Since those early days I have been all over the wine world time and again. I have tasted thousands of different wines and there are only a few places that haunt me, always come back to mind, occupy my dreams and have drawn me back again to taste some more.
I started Layer Cake because I wanted to make a wine at a price that could be enjoyed everyday with abandon, yet made by hand (not in a giant factory) and made in some special places in the world that I have always loved. The mission was simply to shock people about how good wine could be at a very affordable price.
While the Layer Cake wines were not intended to be compared with Hundred Acre, they are rich and taste like they should simply cost a lot more. This is due to our rigorous fruit selection and small winemaking style. The same team of winemakers that work with me at Hundred Acre, work with me all over the world to craft a rich Shiraz in South Australia, fabulous Malbec in Argentina, spicy old vine Primitivo, aka Zinfandel, in Puglia, Italy, sleek Syrah in the Cote du Rhone, France and of course, some Napa Valley Cabernet Sauvignon. Each is very special in its own way and a phenomenal value.
With the making of each Layer Cake wine my Grandfather’s words and my Grandmother’s cakes come back to me. Layer Cake is a simple black and white label with, of course, my Grandmother’s giant layer cake on the front and my Grandfather’s words on the back…ENJOY!! View all Layer Cake Wines
Notable FactsUnlike its Chilean neighbor, Argentina's vineyards are spread out around the country. The best known region is Mendoza, almost parallel to Santiago to the west. Mendoza contains the sub-regions of Maipu (pronounced MY-pu) and San Rafael. Grape-wise, the most important white is Chardonnay, making wine similar to California's style on the variety. Another fun white grape to try is Torrontes. Almost only grown in Argentina, Torrontes makes wines that are crisp, aromatic and easy-drinking. Some of the best versions of this wine come from the northern region of Salta, with very high altitude vineyards. As for the reds, Cabernet Sauvignon is the main grape for many wines leaving the country, but Malbec, the grape Argentinians like to call their own, makes very distinctive wines that are structured, dense and velvety. Many more varieties happily grow in the country, but for export, and consistent quality, these are the primary grapes.
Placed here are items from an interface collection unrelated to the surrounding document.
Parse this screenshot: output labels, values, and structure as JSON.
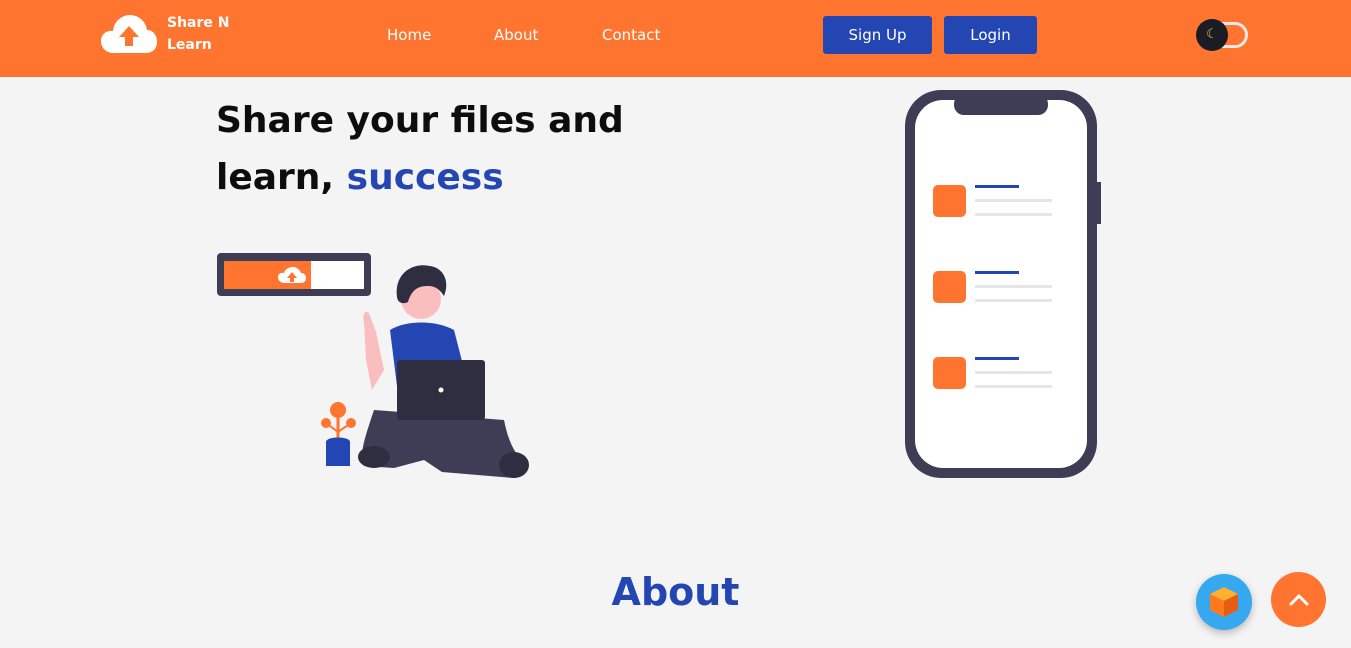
{
  "header": {
    "brand": "Share N Learn",
    "nav": [
      "Home",
      "About",
      "Contact"
    ],
    "signup_label": "Sign Up",
    "login_label": "Login",
    "theme_icon": "moon-icon"
  },
  "hero": {
    "title_main": "Share your files and learn, ",
    "title_accent": "success"
  },
  "about": {
    "title": "About"
  },
  "colors": {
    "accent": "#ff7530",
    "brand_blue": "#2446b3",
    "background": "#f4f4f4"
  },
  "fabs": {
    "cube_icon": "cube-icon",
    "top_icon": "chevron-up-icon"
  }
}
The most famous of the California wine regions is Napa Valley, and these wines are certainly outstanding – but it's not as broad and diverse as its larger neighbor, Sonoma County. Down south, Santa Barbara's Santa Maria Valley is well-known for its Rhône blends, as well as cool-climate varieties like Pinot and Chardonnay. The Central Coast, the largest California AVA, has many different microclimates that lead to a wide range of wines with many sub-AVAs.